Today, Mardian’s daughter, Robyn Edgerton, works as director of mission strategy for AdventHealth, continuing the development of the CREATION Health program and expanding that whole-person lifestyle initiative in churches, schools, and hospitals. The word “CREATION” in CREATION Health is an acronym for Choice, Rest, Environment, Activity, Trust in God, Interpersonal Relations, Outlook and Nutrition. The initiative is a contemporary expression of the same message of biblically inspired healing that the Adventist Church has held since 1866.

The Torch Continues Its Journey

Just as the overall legacy of Adventist health care continues, so too does the Blair family’s generational legacy that began in the early 1900s in Boulder, Colorado. Today, Bernice’s great-granddaughter Jenna, also a registered nurse, works at Avista Adventist Hospital — almost 100 years after Bernice trained in Boulder-Colorado Sanitarium.

Jenna remembers the day she fully realized the connection of her work to her great-grandmother’s: “I was doing a CPR recertification in a boardroom where there were all of these artifacts from the Boulder Sanitarium,” she says. “It was so cool to look around and see these things that I know my great-grandma was a part of and could have touched.

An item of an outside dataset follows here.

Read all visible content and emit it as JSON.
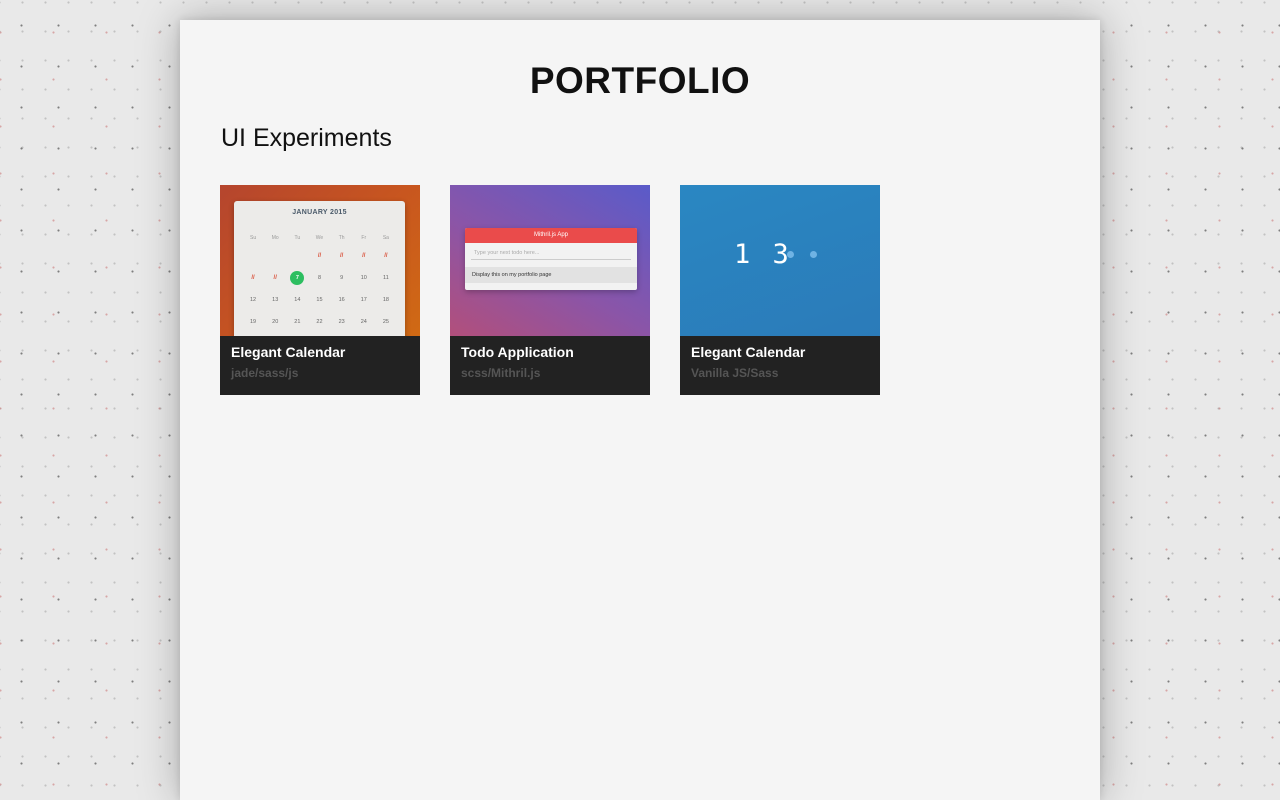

“I feel connected to my great-grandma in the sense that I’m caring for patients similar to the ones she cared for,” Jenna continues. “I’m dealing with the same heartbreak and advocating for patients just as she did. I’m doing these things with newer scrubs and computer charting, but it’s the same work — bringing comfort and healing.”

A Legacy of Care

Thanks to the steadfast commitment of generations of Adventists such as the Blairs, organizations like AdventHealth have offered unique whole-person care for more than 150 years, now reaching almost 14 million people each year. With a total of five hospital systems in North America, nearly 100 hospitals, 140,000 employees, and nursing schools across the country, the Adventist Church’s legacy of health and wholeness lives on.

The original version of this story was posted on the North American Division news site.